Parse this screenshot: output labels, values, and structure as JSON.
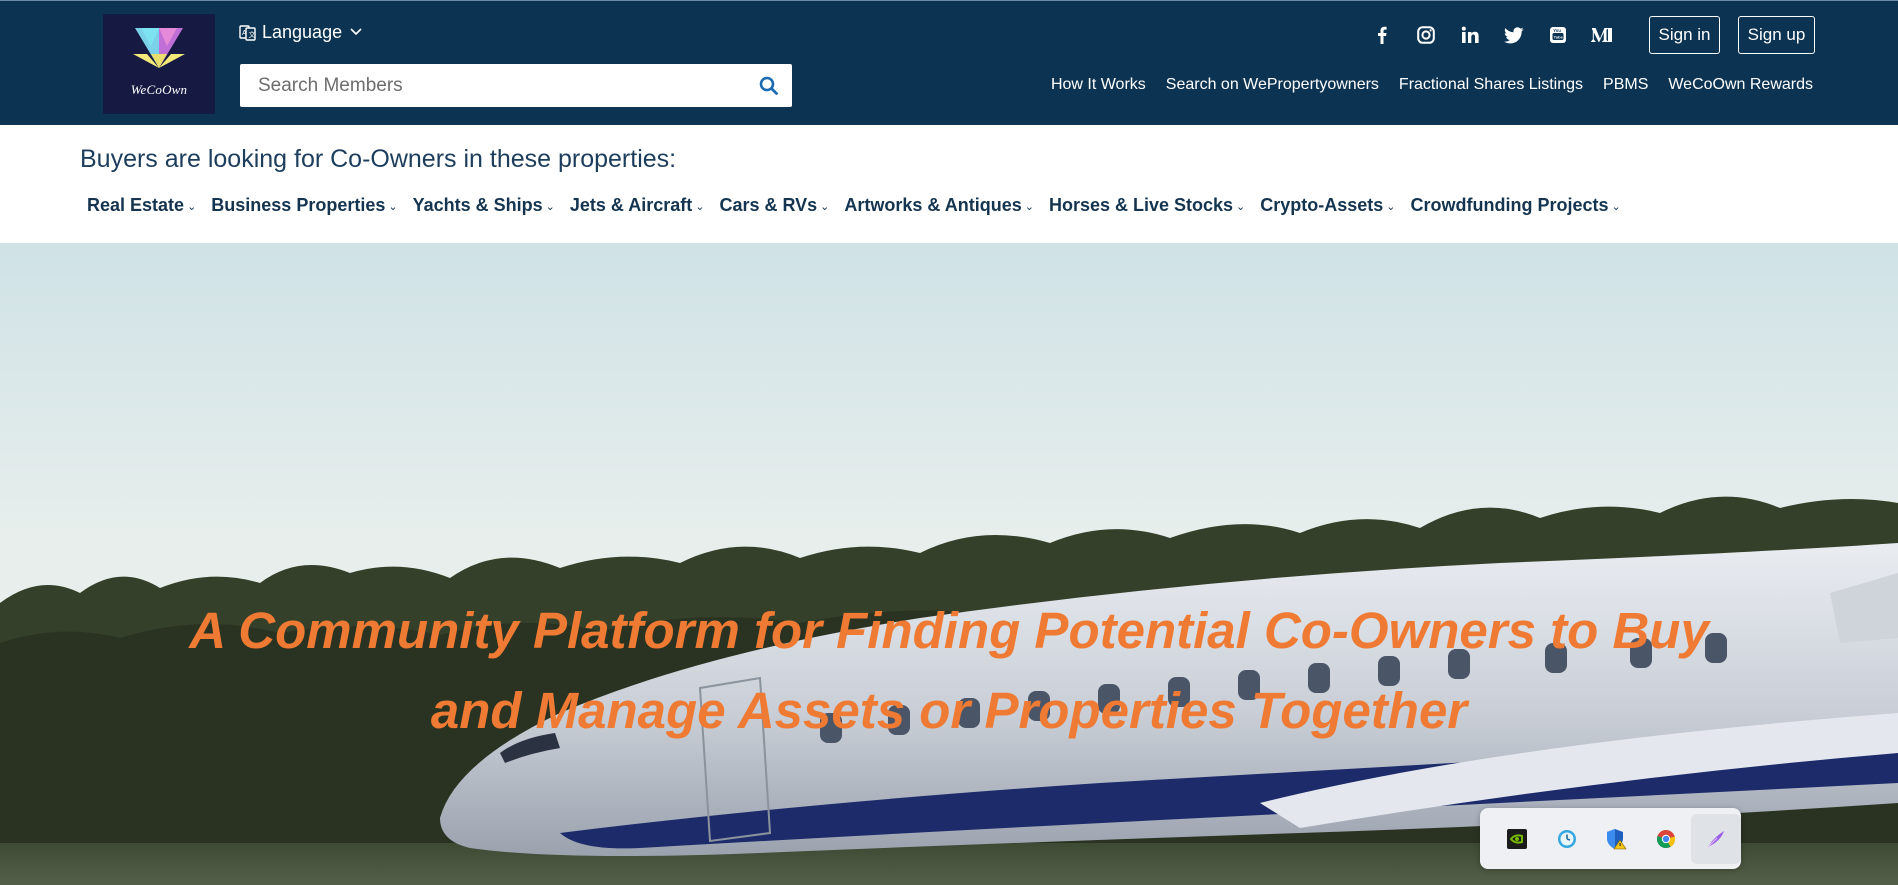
{
  "brand": {
    "logo_text": "WeCoOwn"
  },
  "header": {
    "language_label": "Language",
    "search_placeholder": "Search Members",
    "signin_label": "Sign in",
    "signup_label": "Sign up",
    "socials": [
      "facebook-icon",
      "instagram-icon",
      "linkedin-icon",
      "twitter-icon",
      "youtube-icon",
      "medium-icon"
    ],
    "nav": [
      {
        "label": "How It Works"
      },
      {
        "label": "Search on WePropertyowners"
      },
      {
        "label": "Fractional Shares Listings"
      },
      {
        "label": "PBMS"
      },
      {
        "label": "WeCoOwn Rewards"
      }
    ]
  },
  "categories": {
    "heading": "Buyers are looking for Co-Owners in these properties:",
    "items": [
      {
        "label": "Real Estate"
      },
      {
        "label": "Business Properties"
      },
      {
        "label": "Yachts & Ships"
      },
      {
        "label": "Jets & Aircraft"
      },
      {
        "label": "Cars & RVs"
      },
      {
        "label": "Artworks & Antiques"
      },
      {
        "label": "Horses & Live Stocks"
      },
      {
        "label": "Crypto-Assets"
      },
      {
        "label": "Crowdfunding Projects"
      }
    ]
  },
  "hero": {
    "title_line1": "A Community Platform for Finding Potential Co-Owners to Buy",
    "title_line2": "and Manage Assets or Properties Together"
  },
  "tray": {
    "icons": [
      "nvidia-icon",
      "clock-app-icon",
      "security-shield-icon",
      "chrome-icon",
      "feather-pen-icon"
    ]
  },
  "colors": {
    "header_bg": "#0c3452",
    "hero_text": "#ef7a33",
    "category_text": "#14344f"
  }
}
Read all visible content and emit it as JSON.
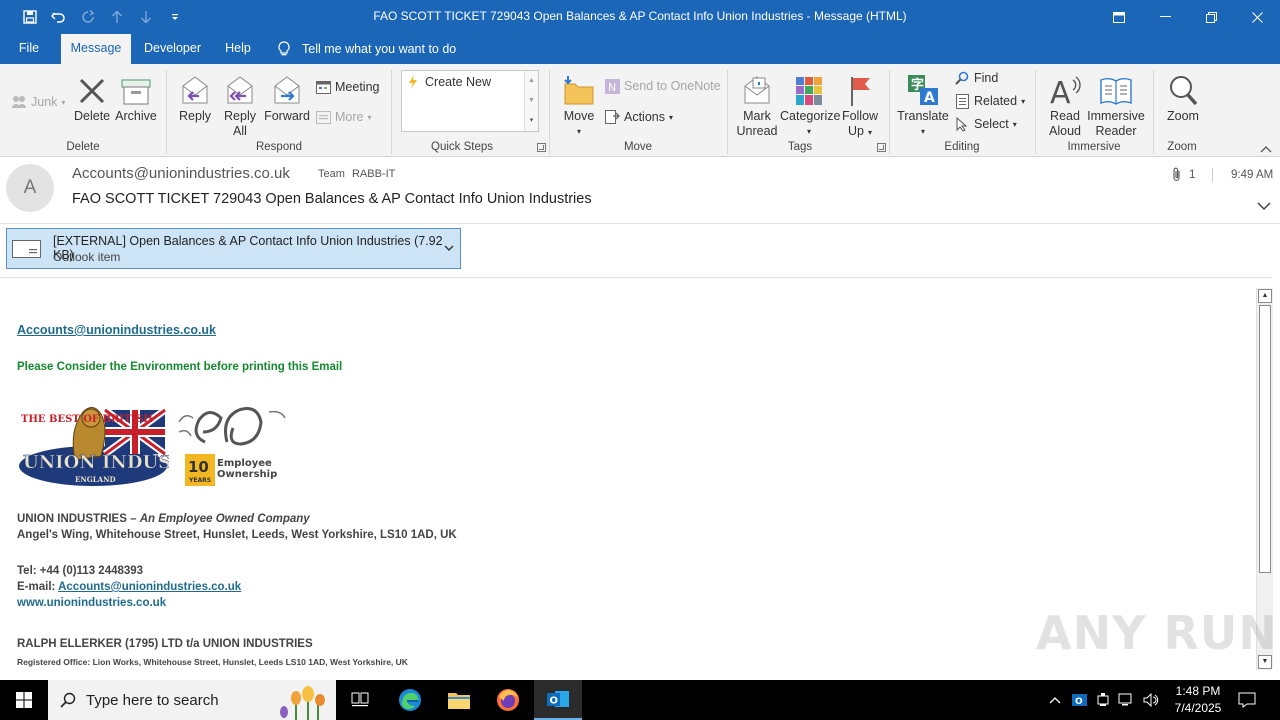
{
  "window": {
    "title": "FAO SCOTT TICKET 729043 Open Balances & AP Contact Info Union Industries  -  Message (HTML)"
  },
  "tabs": [
    "File",
    "Message",
    "Developer",
    "Help"
  ],
  "active_tab": "Message",
  "tell_me": "Tell me what you want to do",
  "ribbon": {
    "delete_group": {
      "label": "Delete",
      "junk": "Junk",
      "delete": "Delete",
      "archive": "Archive"
    },
    "respond_group": {
      "label": "Respond",
      "reply": "Reply",
      "reply_all_1": "Reply",
      "reply_all_2": "All",
      "forward": "Forward",
      "meeting": "Meeting",
      "more": "More"
    },
    "quick_steps_group": {
      "label": "Quick Steps",
      "create_new": "Create New"
    },
    "move_group": {
      "label": "Move",
      "move": "Move",
      "send_onenote": "Send to OneNote",
      "actions": "Actions"
    },
    "tags_group": {
      "label": "Tags",
      "mark_unread_1": "Mark",
      "mark_unread_2": "Unread",
      "categorize": "Categorize",
      "follow_up_1": "Follow",
      "follow_up_2": "Up"
    },
    "editing_group": {
      "label": "Editing",
      "translate": "Translate",
      "find": "Find",
      "related": "Related",
      "select": "Select"
    },
    "immersive_group": {
      "label": "Immersive",
      "read_aloud_1": "Read",
      "read_aloud_2": "Aloud",
      "immersive_reader_1": "Immersive",
      "immersive_reader_2": "Reader"
    },
    "zoom_group": {
      "label": "Zoom",
      "zoom": "Zoom"
    }
  },
  "message": {
    "avatar_letter": "A",
    "from": "Accounts@unionindustries.co.uk",
    "to_label": "Team",
    "to_value": "RABB-IT",
    "subject": "FAO SCOTT TICKET 729043 Open Balances & AP Contact Info Union Industries",
    "attachment_count": "1",
    "time": "9:49 AM"
  },
  "attachment": {
    "name": "[EXTERNAL] Open Balances & AP Contact Info Union Industries (7.92 KB)",
    "type": "Outlook item"
  },
  "body": {
    "email_link": "Accounts@unionindustries.co.uk",
    "environment_note": "Please Consider the Environment before printing this Email",
    "logo_text_1": "THE BEST OF BRITISH",
    "logo_text_2": "UNION INDUSTRIES",
    "logo_text_3": "ENGLAND",
    "eo_badge_number": "10",
    "eo_badge_years": "YEARS",
    "eo_text_1": "Employee",
    "eo_text_2": "Ownership",
    "company_name": "UNION INDUSTRIES – ",
    "company_tagline": "An Employee Owned Company",
    "address": "Angel's Wing, Whitehouse Street, Hunslet, Leeds, West Yorkshire, LS10 1AD, UK",
    "tel": "Tel: +44 (0)113 2448393",
    "email_label": "E-mail: ",
    "email_value": "Accounts@unionindustries.co.uk",
    "website": "www.unionindustries.co.uk",
    "legal_name": "RALPH ELLERKER (1795) LTD t/a UNION INDUSTRIES",
    "registered_office": "Registered Office:  Lion Works, Whitehouse Street, Hunslet, Leeds LS10 1AD, West Yorkshire, UK"
  },
  "watermark": "ANY RUN",
  "taskbar": {
    "search_placeholder": "Type here to search",
    "time": "1:48 PM",
    "date": "7/4/2025"
  },
  "colors": {
    "title_bar": "#1b66b7",
    "ribbon_bg": "#f3f3f3",
    "link": "#1f6b8f",
    "green_note": "#158a2e",
    "attachment_bg": "#cde4f7"
  }
}
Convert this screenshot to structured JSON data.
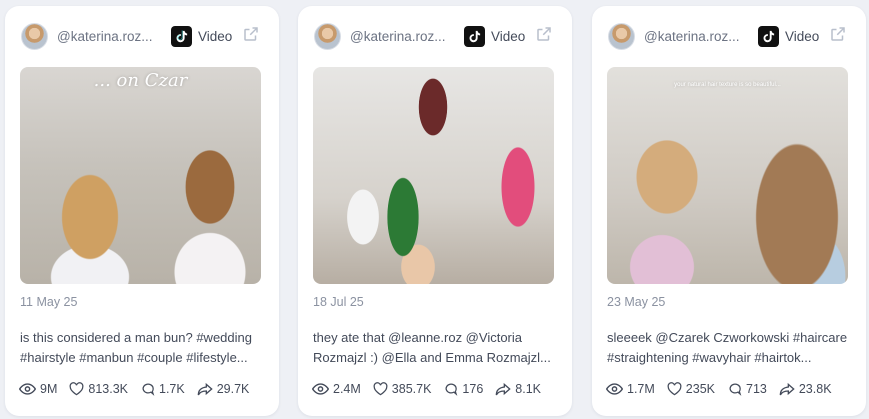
{
  "cards": [
    {
      "handle": "@katerina.roz...",
      "type_label": "Video",
      "overlay_text": "... on Czar",
      "date": "11 May 25",
      "caption": "is this considered a man bun? #wedding #hairstyle #manbun #couple #lifestyle...",
      "views": "9M",
      "likes": "813.3K",
      "comments": "1.7K",
      "shares": "29.7K"
    },
    {
      "handle": "@katerina.roz...",
      "type_label": "Video",
      "overlay_text": "",
      "date": "18 Jul 25",
      "caption": "they ate that @leanne.roz @Victoria Rozmajzl :) @Ella and Emma Rozmajzl...",
      "views": "2.4M",
      "likes": "385.7K",
      "comments": "176",
      "shares": "8.1K"
    },
    {
      "handle": "@katerina.roz...",
      "type_label": "Video",
      "overlay_text": "your natural hair texture is so beautiful...",
      "date": "23 May 25",
      "caption": "sleeeek @Czarek Czworkowski #haircare #straightening #wavyhair #hairtok...",
      "views": "1.7M",
      "likes": "235K",
      "comments": "713",
      "shares": "23.8K"
    }
  ],
  "icons": {
    "platform": "tiktok-logo-icon",
    "external": "external-link-icon",
    "views": "eye-icon",
    "likes": "heart-icon",
    "comments": "comment-icon",
    "shares": "share-icon"
  },
  "colors": {
    "background": "#eef0f5",
    "card": "#ffffff",
    "muted_text": "#8b92a1",
    "body_text": "#434a59"
  }
}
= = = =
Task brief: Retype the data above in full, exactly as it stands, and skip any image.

Final answer:
Parse this screenshot: output labels, values, and structure as JSON.
{
  "brand": {
    "logo_text": "WeCoOwn"
  },
  "header": {
    "language_label": "Language",
    "search_placeholder": "Search Members",
    "signin_label": "Sign in",
    "signup_label": "Sign up",
    "socials": [
      "facebook-icon",
      "instagram-icon",
      "linkedin-icon",
      "twitter-icon",
      "youtube-icon",
      "medium-icon"
    ],
    "nav": [
      {
        "label": "How It Works"
      },
      {
        "label": "Search on WePropertyowners"
      },
      {
        "label": "Fractional Shares Listings"
      },
      {
        "label": "PBMS"
      },
      {
        "label": "WeCoOwn Rewards"
      }
    ]
  },
  "categories": {
    "heading": "Buyers are looking for Co-Owners in these properties:",
    "items": [
      {
        "label": "Real Estate"
      },
      {
        "label": "Business Properties"
      },
      {
        "label": "Yachts & Ships"
      },
      {
        "label": "Jets & Aircraft"
      },
      {
        "label": "Cars & RVs"
      },
      {
        "label": "Artworks & Antiques"
      },
      {
        "label": "Horses & Live Stocks"
      },
      {
        "label": "Crypto-Assets"
      },
      {
        "label": "Crowdfunding Projects"
      }
    ]
  },
  "hero": {
    "title_line1": "A Community Platform for Finding Potential Co-Owners to Buy",
    "title_line2": "and Manage Assets or Properties Together"
  },
  "tray": {
    "icons": [
      "nvidia-icon",
      "clock-app-icon",
      "security-shield-icon",
      "chrome-icon",
      "feather-pen-icon"
    ]
  },
  "colors": {
    "header_bg": "#0c3452",
    "hero_text": "#ef7a33",
    "category_text": "#14344f"
  }
}
Read all visible content and emit it as JSON.
{
  "window": {
    "title": "FAO SCOTT TICKET 729043 Open Balances & AP Contact Info Union Industries  -  Message (HTML)"
  },
  "tabs": [
    "File",
    "Message",
    "Developer",
    "Help"
  ],
  "active_tab": "Message",
  "tell_me": "Tell me what you want to do",
  "ribbon": {
    "delete_group": {
      "label": "Delete",
      "junk": "Junk",
      "delete": "Delete",
      "archive": "Archive"
    },
    "respond_group": {
      "label": "Respond",
      "reply": "Reply",
      "reply_all_1": "Reply",
      "reply_all_2": "All",
      "forward": "Forward",
      "meeting": "Meeting",
      "more": "More"
    },
    "quick_steps_group": {
      "label": "Quick Steps",
      "create_new": "Create New"
    },
    "move_group": {
      "label": "Move",
      "move": "Move",
      "send_onenote": "Send to OneNote",
      "actions": "Actions"
    },
    "tags_group": {
      "label": "Tags",
      "mark_unread_1": "Mark",
      "mark_unread_2": "Unread",
      "categorize": "Categorize",
      "follow_up_1": "Follow",
      "follow_up_2": "Up"
    },
    "editing_group": {
      "label": "Editing",
      "translate": "Translate",
      "find": "Find",
      "related": "Related",
      "select": "Select"
    },
    "immersive_group": {
      "label": "Immersive",
      "read_aloud_1": "Read",
      "read_aloud_2": "Aloud",
      "immersive_reader_1": "Immersive",
      "immersive_reader_2": "Reader"
    },
    "zoom_group": {
      "label": "Zoom",
      "zoom": "Zoom"
    }
  },
  "message": {
    "avatar_letter": "A",
    "from": "Accounts@unionindustries.co.uk",
    "to_label": "Team",
    "to_value": "RABB-IT",
    "subject": "FAO SCOTT TICKET 729043 Open Balances & AP Contact Info Union Industries",
    "attachment_count": "1",
    "time": "9:49 AM"
  },
  "attachment": {
    "name": "[EXTERNAL] Open Balances & AP Contact Info Union Industries (7.92 KB)",
    "type": "Outlook item"
  },
  "body": {
    "email_link": "Accounts@unionindustries.co.uk",
    "environment_note": "Please Consider the Environment before printing this Email",
    "logo_text_1": "THE BEST OF BRITISH",
    "logo_text_2": "UNION INDUSTRIES",
    "logo_text_3": "ENGLAND",
    "eo_badge_number": "10",
    "eo_badge_years": "YEARS",
    "eo_text_1": "Employee",
    "eo_text_2": "Ownership",
    "company_name": "UNION INDUSTRIES – ",
    "company_tagline": "An Employee Owned Company",
    "address": "Angel's Wing, Whitehouse Street, Hunslet, Leeds, West Yorkshire, LS10 1AD, UK",
    "tel": "Tel: +44 (0)113 2448393",
    "email_label": "E-mail: ",
    "email_value": "Accounts@unionindustries.co.uk",
    "website": "www.unionindustries.co.uk",
    "legal_name": "RALPH ELLERKER (1795) LTD t/a UNION INDUSTRIES",
    "registered_office": "Registered Office:  Lion Works, Whitehouse Street, Hunslet, Leeds LS10 1AD, West Yorkshire, UK"
  },
  "watermark": "ANY RUN",
  "taskbar": {
    "search_placeholder": "Type here to search",
    "time": "1:48 PM",
    "date": "7/4/2025"
  },
  "colors": {
    "title_bar": "#1b66b7",
    "ribbon_bg": "#f3f3f3",
    "link": "#1f6b8f",
    "green_note": "#158a2e",
    "attachment_bg": "#cde4f7"
  }
}
Convert this screenshot to structured JSON data.
{
  "cards": [
    {
      "handle": "@katerina.roz...",
      "type_label": "Video",
      "overlay_text": "... on Czar",
      "date": "11 May 25",
      "caption": "is this considered a man bun? #wedding #hairstyle #manbun #couple #lifestyle...",
      "views": "9M",
      "likes": "813.3K",
      "comments": "1.7K",
      "shares": "29.7K"
    },
    {
      "handle": "@katerina.roz...",
      "type_label": "Video",
      "overlay_text": "",
      "date": "18 Jul 25",
      "caption": "they ate that @leanne.roz @Victoria Rozmajzl :) @Ella and Emma Rozmajzl...",
      "views": "2.4M",
      "likes": "385.7K",
      "comments": "176",
      "shares": "8.1K"
    },
    {
      "handle": "@katerina.roz...",
      "type_label": "Video",
      "overlay_text": "your natural hair texture is so beautiful...",
      "date": "23 May 25",
      "caption": "sleeeek @Czarek Czworkowski #haircare #straightening #wavyhair #hairtok...",
      "views": "1.7M",
      "likes": "235K",
      "comments": "713",
      "shares": "23.8K"
    }
  ],
  "icons": {
    "platform": "tiktok-logo-icon",
    "external": "external-link-icon",
    "views": "eye-icon",
    "likes": "heart-icon",
    "comments": "comment-icon",
    "shares": "share-icon"
  },
  "colors": {
    "background": "#eef0f5",
    "card": "#ffffff",
    "muted_text": "#8b92a1",
    "body_text": "#434a59"
  }
}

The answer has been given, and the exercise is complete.